“My manufacturer has stated that it would be acceptable for me to contact our long term customers for MOT and service reminders without obtaining consent”
Under the General Data Protection Regulation (GDPR), contacting, for example via email or telephone, a customer about a service and/or MOT reminder is likely to be classed as marketing. This is because in most cases there is unlikely to be a legal obligation on a dealership to inform their customer about a due MOT or service. Whilst many customers are pleased to receive these reminders, they are technically the responsibility of the customer to remember.
This is separate to, for example, vehicle recalls, where there is a legal obligation to inform the customer that their vehicle is under recall.
Therefore, to contact a customer to remind them about an upcoming MOT or service, you will need to consider how you do this in compliance with the GDPR and another price of legislation called the Electronic Privacy Communications Regulations (PECR).
The GDPR sets out a number of legal bases (conditions) for processing personal data. In order to process personal data under the GDPR to remind individuals for example about an upcoming MOT or service you will need to ensure that you meet one of these conditions.
Under the GDPR you can send marketing to individuals by relying on the legitimate interest legal basis. This is set out in Recital 47.
However, although legitimate interests are the most flexible basis for processing, you cannot assume it will always be the most appropriate. An assessment must be made to ensure that the processing meets the threshold required to rely on legitimate interests as a lawful basis and you must advise individuals that they have a right to object to processing under Article 21.
You must, also consider the method by which you are marketing to individuals.

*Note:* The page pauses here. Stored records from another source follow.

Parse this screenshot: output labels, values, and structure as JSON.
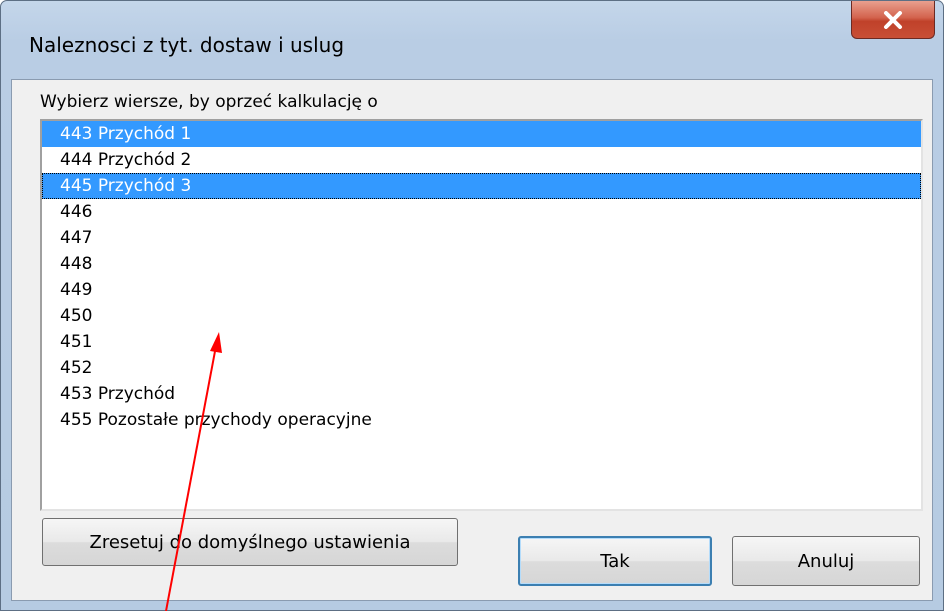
{
  "window": {
    "title": "Naleznosci z tyt. dostaw i uslug",
    "close_glyph": "X"
  },
  "dialog": {
    "prompt": "Wybierz wiersze, by oprzeć kalkulację o",
    "list_items": [
      {
        "label": "443 Przychód 1",
        "selected": true
      },
      {
        "label": "444 Przychód 2",
        "selected": false
      },
      {
        "label": "445 Przychód 3",
        "selected": true,
        "focused": true
      },
      {
        "label": "446",
        "selected": false
      },
      {
        "label": "447",
        "selected": false
      },
      {
        "label": "448",
        "selected": false
      },
      {
        "label": "449",
        "selected": false
      },
      {
        "label": "450",
        "selected": false
      },
      {
        "label": "451",
        "selected": false
      },
      {
        "label": "452",
        "selected": false
      },
      {
        "label": "453 Przychód",
        "selected": false
      },
      {
        "label": "455 Pozostałe przychody operacyjne",
        "selected": false
      }
    ],
    "buttons": {
      "reset_label": "Zresetuj do domyślnego ustawienia",
      "ok_label": "Tak",
      "cancel_label": "Anuluj"
    }
  },
  "annotation": {
    "arrow_color": "#ff0000",
    "icon": "red-arrow-icon"
  },
  "colors": {
    "selection": "#3399ff",
    "close_button": "#c84f36"
  }
}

This is because PECR states that you have to have consent to send electronic marketing (fax, SMS and email) unless you can rely on an exemption which is called soft-opt in. Note this exemption only applies to the “person” collecting the personal data, therefore if you are using brought in or third party marketing lists it is very unlikely that you can rely on this exemption.
Soft-opt in applies where:

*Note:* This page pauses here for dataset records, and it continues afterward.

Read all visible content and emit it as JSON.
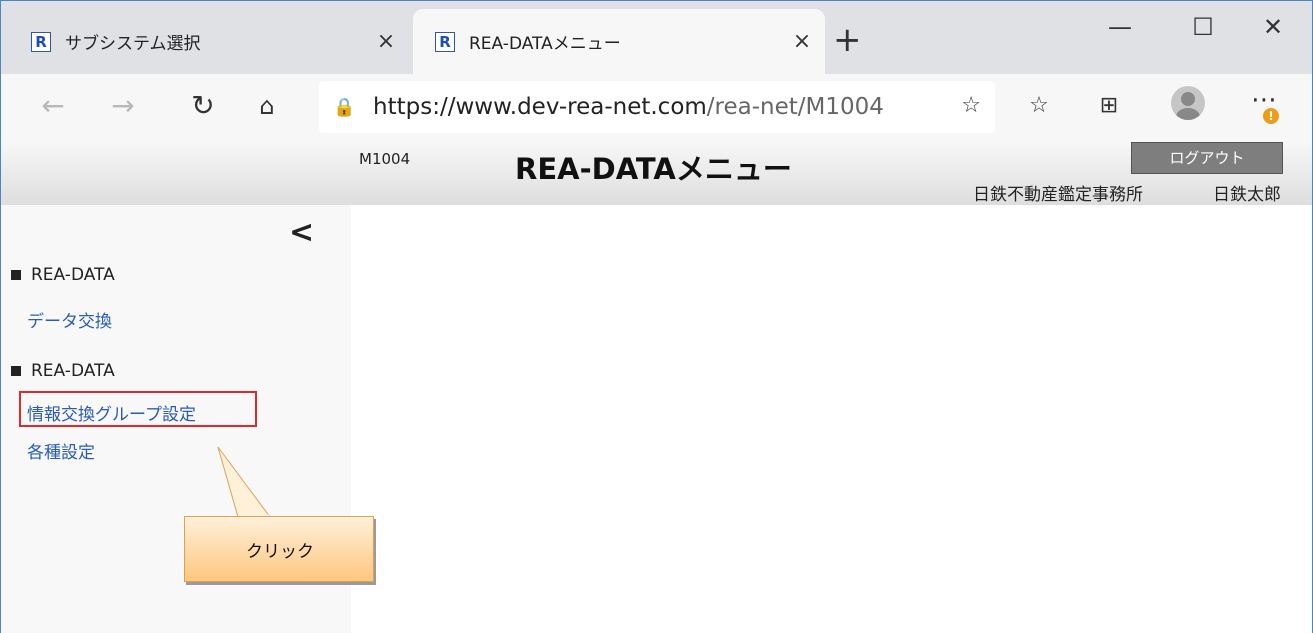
{
  "browser": {
    "tabs": [
      {
        "title": "サブシステム選択",
        "favicon": "R"
      },
      {
        "title": "REA-DATAメニュー",
        "favicon": "R"
      }
    ],
    "tab_close_glyph": "×",
    "new_tab_glyph": "+",
    "address": {
      "host": "https://www.dev-rea-net.com",
      "path": "/rea-net/M1004"
    },
    "badge": "!"
  },
  "header": {
    "screen_id": "M1004",
    "title": "REA-DATAメニュー",
    "logout_label": "ログアウト",
    "office": "日鉄不動産鑑定事務所",
    "user": "日鉄太郎"
  },
  "sidebar": {
    "collapse_glyph": "<",
    "sections": [
      {
        "title": "REA-DATA",
        "items": [
          {
            "label": "データ交換"
          }
        ]
      },
      {
        "title": "REA-DATA",
        "items": [
          {
            "label": "情報交換グループ設定"
          },
          {
            "label": "各種設定"
          }
        ]
      }
    ]
  },
  "callout": {
    "text": "クリック"
  },
  "colors": {
    "link": "#2a5bb8",
    "highlight": "#e0282d",
    "logout_bg": "#7e7e7e",
    "callout": "#ffc680"
  }
}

PECR also contains rules relating to live calls and automated calls; general overviews of the rules are set out below:
You do not necessarily need consent to make live calls, however you must comply with the provisions set out above when making calls, therefore all call lists should be screened against the CTPS, TPS and any internal opt-out or suppression lists..

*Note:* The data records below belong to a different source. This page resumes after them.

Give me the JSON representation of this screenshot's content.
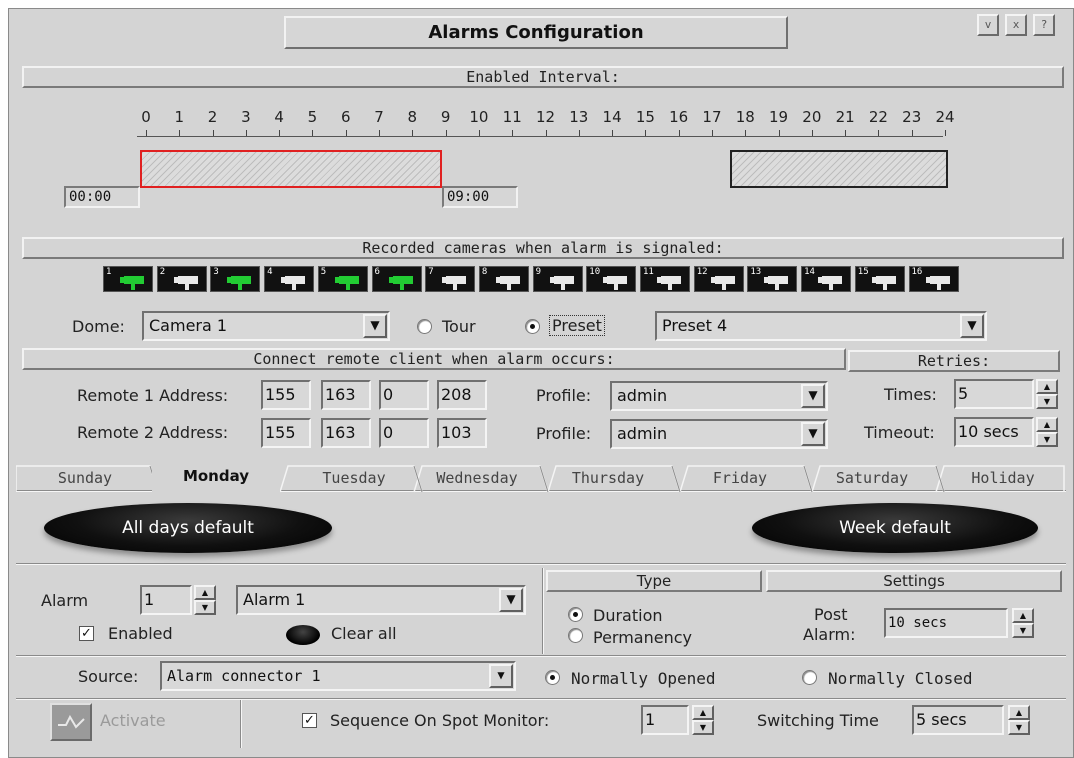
{
  "window": {
    "title": "Alarms Configuration",
    "buttons": [
      "v",
      "x",
      "?"
    ]
  },
  "interval": {
    "header": "Enabled Interval:",
    "hours": [
      "0",
      "1",
      "2",
      "3",
      "4",
      "5",
      "6",
      "7",
      "8",
      "9",
      "10",
      "11",
      "12",
      "13",
      "14",
      "15",
      "16",
      "17",
      "18",
      "19",
      "20",
      "21",
      "22",
      "23",
      "24"
    ],
    "start_time": "00:00",
    "end_time": "09:00"
  },
  "cameras": {
    "header": "Recorded cameras when alarm is signaled:",
    "items": [
      {
        "num": "1",
        "active": true
      },
      {
        "num": "2",
        "active": false
      },
      {
        "num": "3",
        "active": true
      },
      {
        "num": "4",
        "active": false
      },
      {
        "num": "5",
        "active": true
      },
      {
        "num": "6",
        "active": true
      },
      {
        "num": "7",
        "active": false
      },
      {
        "num": "8",
        "active": false
      },
      {
        "num": "9",
        "active": false
      },
      {
        "num": "10",
        "active": false
      },
      {
        "num": "11",
        "active": false
      },
      {
        "num": "12",
        "active": false
      },
      {
        "num": "13",
        "active": false
      },
      {
        "num": "14",
        "active": false
      },
      {
        "num": "15",
        "active": false
      },
      {
        "num": "16",
        "active": false
      }
    ],
    "active_color": "#22cc33",
    "inactive_color": "#e8e8e8"
  },
  "dome": {
    "label": "Dome:",
    "value": "Camera 1",
    "tour_label": "Tour",
    "preset_label": "Preset",
    "preset_selected": true,
    "preset_value": "Preset 4"
  },
  "remote": {
    "header": "Connect remote client when alarm occurs:",
    "rows": [
      {
        "label": "Remote 1 Address:",
        "ip": [
          "155",
          "163",
          "0",
          "208"
        ],
        "profile_label": "Profile:",
        "profile": "admin"
      },
      {
        "label": "Remote 2 Address:",
        "ip": [
          "155",
          "163",
          "0",
          "103"
        ],
        "profile_label": "Profile:",
        "profile": "admin"
      }
    ]
  },
  "retries": {
    "header": "Retries:",
    "times_label": "Times:",
    "times_value": "5",
    "timeout_label": "Timeout:",
    "timeout_value": "10 secs"
  },
  "tabs": [
    "Sunday",
    "Monday",
    "Tuesday",
    "Wednesday",
    "Thursday",
    "Friday",
    "Saturday",
    "Holiday"
  ],
  "active_tab": "Monday",
  "defaults": {
    "all_days": "All days default",
    "week": "Week default"
  },
  "alarm": {
    "label": "Alarm",
    "number": "1",
    "name": "Alarm 1",
    "enabled_label": "Enabled",
    "enabled": true,
    "clear_all": "Clear all"
  },
  "type": {
    "header": "Type",
    "duration": "Duration",
    "permanency": "Permanency",
    "selected": "Duration"
  },
  "settings": {
    "header": "Settings",
    "post_alarm_label_1": "Post",
    "post_alarm_label_2": "Alarm:",
    "post_alarm_value": "10 secs"
  },
  "source": {
    "label": "Source:",
    "value": "Alarm connector 1",
    "opened": "Normally Opened",
    "closed": "Normally Closed",
    "selected": "Normally Opened"
  },
  "footer": {
    "activate": "Activate",
    "sequence_label": "Sequence On Spot Monitor:",
    "sequence_checked": true,
    "sequence_value": "1",
    "switching_label": "Switching Time",
    "switching_value": "5 secs"
  }
}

Therefore, you should review (1) how you collected the personal data for marketing purposes; and (2) the method by which you are sending marketing to make sure that where you are sending any marketing, you are complying with the GDPR and where relevant, PECR.